EXERCISE INPUTS -
.....

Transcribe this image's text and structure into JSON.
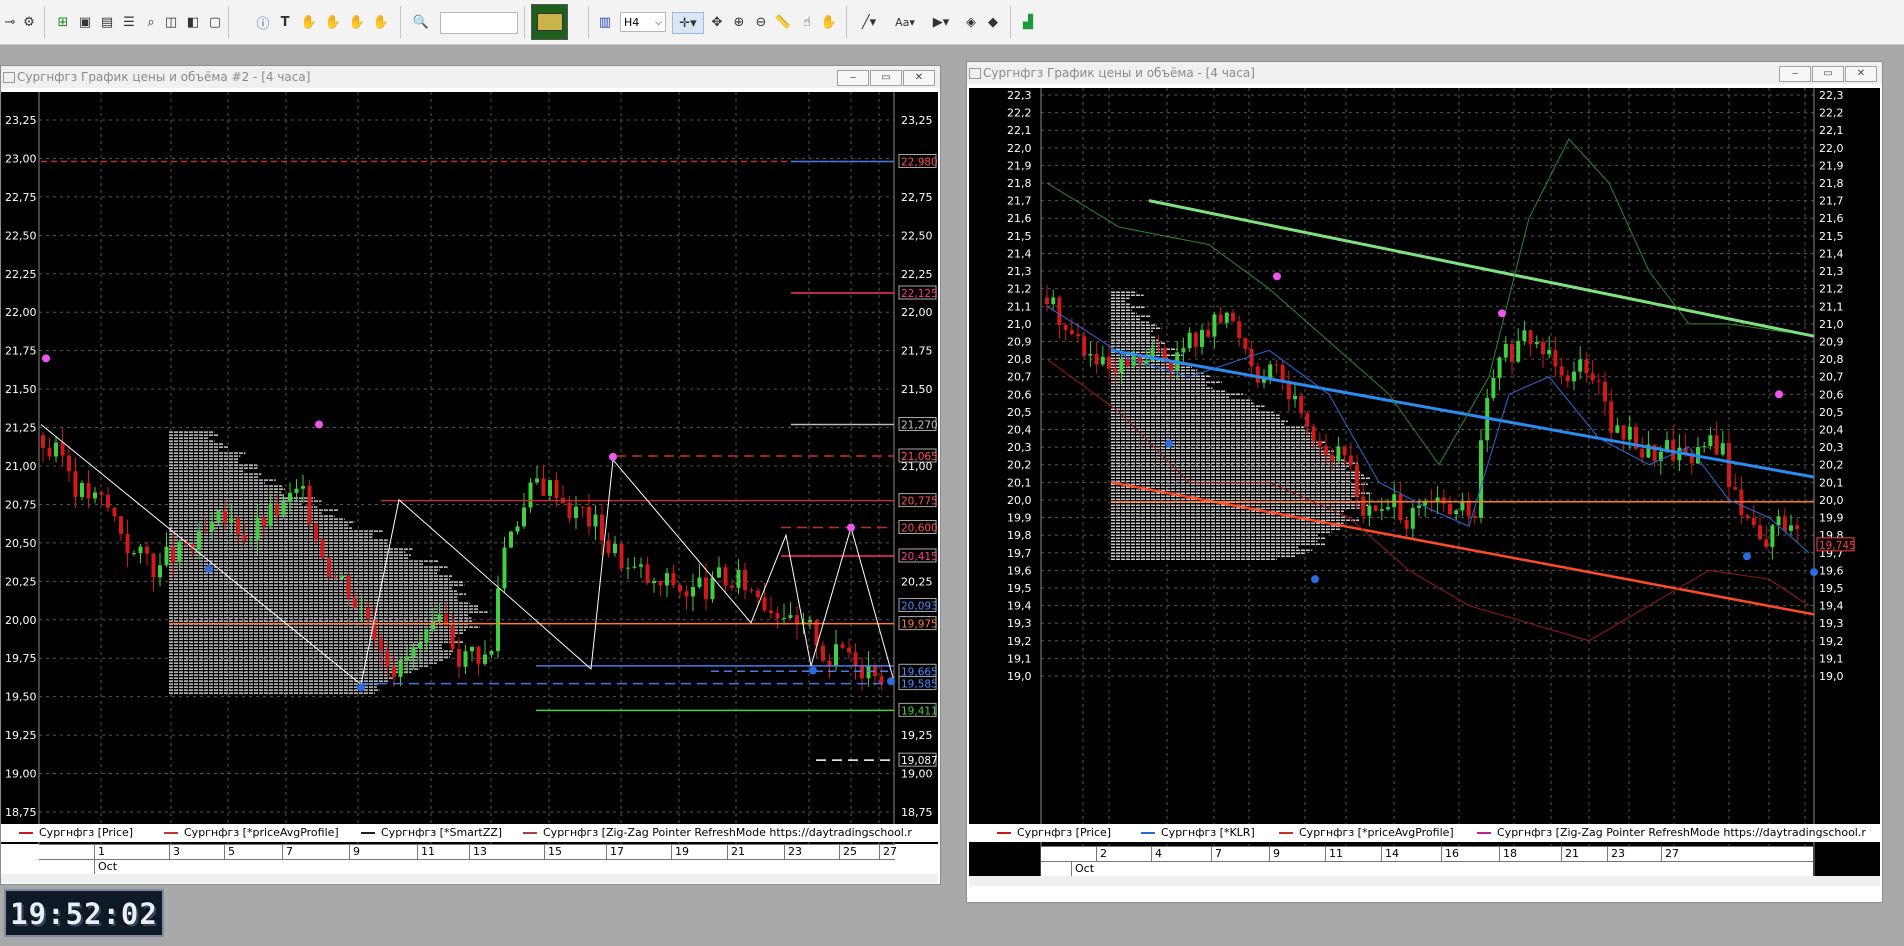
{
  "toolbar": {
    "timeframe": "H4",
    "search_placeholder": "",
    "icons": [
      "connect-icon",
      "instruments-icon",
      "add-chart-icon",
      "chart-window-icon",
      "chart-window-icon",
      "table-icon",
      "zoom-chart-icon",
      "chart-window-icon",
      "chart-window-icon",
      "chart-window-icon",
      "alert-icon",
      "text-tool-icon",
      "hand-icon",
      "hand-icon",
      "hand-icon",
      "hand-icon",
      "search-icon",
      "bars-icon",
      "crosshair-icon",
      "move-icon",
      "zoom-in-icon",
      "zoom-out-icon",
      "ruler-icon",
      "hand-icon",
      "pan-icon",
      "line-tool-icon",
      "font-icon",
      "pointer-icon",
      "eye-icon",
      "layers-icon",
      "indicator-icon"
    ]
  },
  "clock": {
    "time": "19:52:02"
  },
  "window_left": {
    "title": "Сургнфгз График цены и объёма #2 - [4 часа]",
    "minimize": "‒",
    "maximize": "▭",
    "close": "✕",
    "y_labels_left": [
      "23,25",
      "23,00",
      "22,75",
      "22,50",
      "22,25",
      "22,00",
      "21,75",
      "21,50",
      "21,25",
      "21,00",
      "20,75",
      "20,50",
      "20,25",
      "20,00",
      "19,75",
      "19,50",
      "19,25",
      "19,00",
      "18,75"
    ],
    "y_labels_right": [
      "23,25",
      "22,75",
      "22,50",
      "22,25",
      "22,00",
      "21,75",
      "21,50",
      "21,00",
      "20,25",
      "20,00",
      "19,25",
      "19,00",
      "18,75"
    ],
    "price_tags": [
      {
        "text": "22,980",
        "color": "#ff5050"
      },
      {
        "text": "22,125",
        "color": "#ff3a8c"
      },
      {
        "text": "21,270",
        "color": "#c0c0c0"
      },
      {
        "text": "21,065",
        "color": "#ff5050"
      },
      {
        "text": "20,775",
        "color": "#ff5050"
      },
      {
        "text": "20,600",
        "color": "#ff5050"
      },
      {
        "text": "20,415",
        "color": "#ff3a8c"
      },
      {
        "text": "20,093",
        "color": "#4a8cff"
      },
      {
        "text": "19,975",
        "color": "#ff7a3a"
      },
      {
        "text": "19,665",
        "color": "#4a8cff"
      },
      {
        "text": "19,585",
        "color": "#4a8cff"
      },
      {
        "text": "19,411",
        "color": "#40d040"
      },
      {
        "text": "19,087",
        "color": "#ffffff"
      }
    ],
    "x_labels": [
      "1",
      "3",
      "5",
      "7",
      "9",
      "11",
      "13",
      "15",
      "17",
      "19",
      "21",
      "23",
      "25",
      "27"
    ],
    "month_label": "Oct",
    "legend": [
      {
        "label": "Сургнфгз [Price]",
        "color": "#c81818"
      },
      {
        "label": "Сургнфгз [*priceAvgProfile]",
        "color": "#c83030"
      },
      {
        "label": "Сургнфгз [*SmartZZ]",
        "color": "#202020"
      },
      {
        "label": "Сургнфгз [Zig-Zag Pointer RefreshMode https://daytradingschool.r",
        "color": "#b04040"
      }
    ]
  },
  "window_right": {
    "title": "Сургнфгз График цены и объёма - [4 часа]",
    "minimize": "‒",
    "maximize": "▭",
    "close": "✕",
    "y_labels": [
      "22,3",
      "22,2",
      "22,1",
      "22,0",
      "21,9",
      "21,8",
      "21,7",
      "21,6",
      "21,5",
      "21,4",
      "21,3",
      "21,2",
      "21,1",
      "21,0",
      "20,9",
      "20,8",
      "20,7",
      "20,6",
      "20,5",
      "20,4",
      "20,3",
      "20,2",
      "20,1",
      "20,0",
      "19,9",
      "19,8",
      "19,7",
      "19,6",
      "19,5",
      "19,4",
      "19,3",
      "19,2",
      "19,1",
      "19,0"
    ],
    "price_tag": {
      "text": "19,745",
      "color": "#ff4040"
    },
    "x_labels": [
      "2",
      "4",
      "7",
      "9",
      "11",
      "14",
      "16",
      "18",
      "21",
      "23",
      "27"
    ],
    "month_label": "Oct",
    "legend": [
      {
        "label": "Сургнфгз [Price]",
        "color": "#c81818"
      },
      {
        "label": "Сургнфгз [*KLR]",
        "color": "#2a6bd8"
      },
      {
        "label": "Сургнфгз [*priceAvgProfile]",
        "color": "#c83030"
      },
      {
        "label": "Сургнфгз [Zig-Zag Pointer RefreshMode https://daytradingschool.r",
        "color": "#c020a0"
      }
    ]
  }
}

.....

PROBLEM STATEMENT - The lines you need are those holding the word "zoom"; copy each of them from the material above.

EXERCISE OUTPUT -
      "zoom-chart-icon",
      "zoom-in-icon",
      "zoom-out-icon",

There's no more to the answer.